The original series made its debut on September 8, 1966. On its surface, the idea behind the series wasn't exactly groundbreaking—Rodenberry pitched it as "'Wagon Train' in space"—but the cultural impact the series ended up having was enormous. "Star Trek" came out at the perfect time, during the space race, to connect with the masses.
The original series was actually only on the air for three seasons, as it was canceled in 1969 after 79 episodes. Fans had tried to save the show through a letter-writing campaign (this was a very different time), but NBC pulled the plug anyway.
That could have been it, but the series became a cult classic. Trekkies (or Trekkers) obsessed over the minute details of those 79 episodes for years. Long before Comic Con was a national obsession, Star Trek conventions popped up all over the country where people would gather to share their love of the series. Eventually, in 1979, the cast got back together to film "Star Trek: The Motion Picture," and a revival was born.
In the '80s things really got rolling as "Star Trek: The Motion Picture" was followed by five sequels and "The Next Generation" was born in 1987. Captain Picard and crew became as beloved, if not more so, than Captain Kirk's crew was. In the years since "The Next Generation" debuted there have been seven additional series and seven more films. Right now, in 2020, there are so many different ways to get your Star Trek fix.
One way to show your love for Rodenberry's creation is by getting a Star Trek tattoo.
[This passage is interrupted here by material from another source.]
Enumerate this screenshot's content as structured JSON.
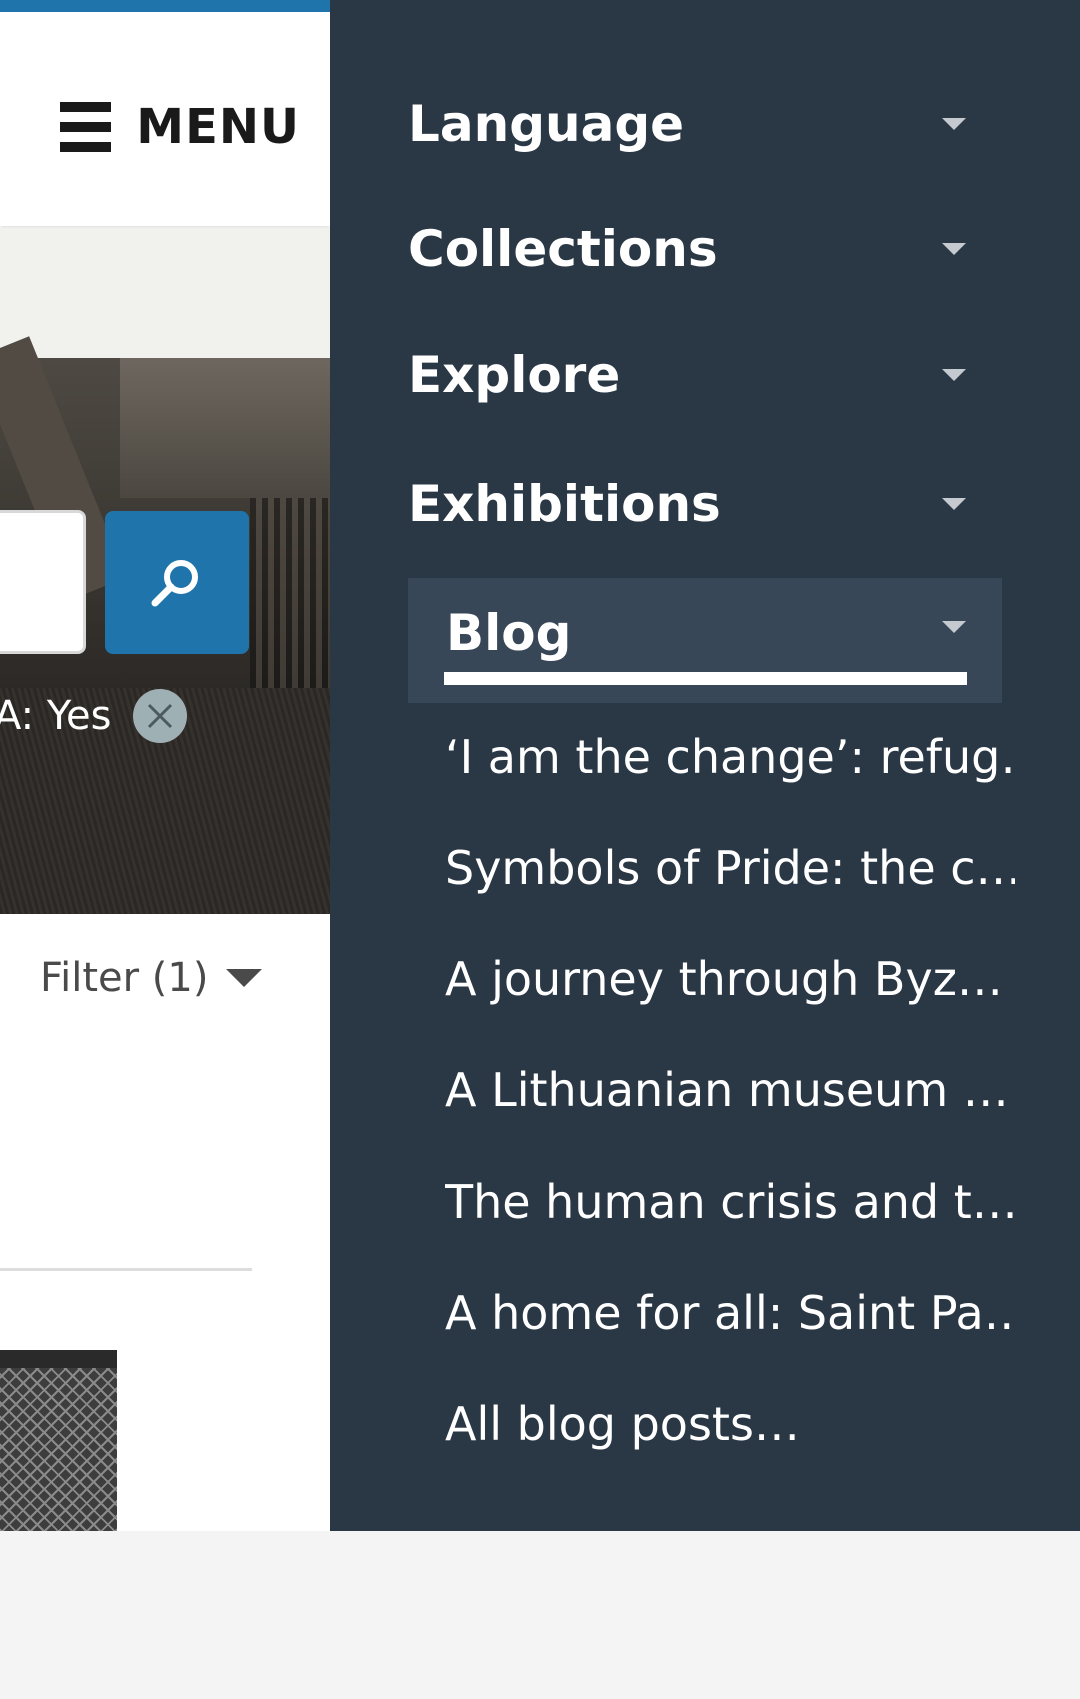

Sure, it may not be the most logical thing to do, but even a Vulcan like Spock knows how to have a little fun now and again.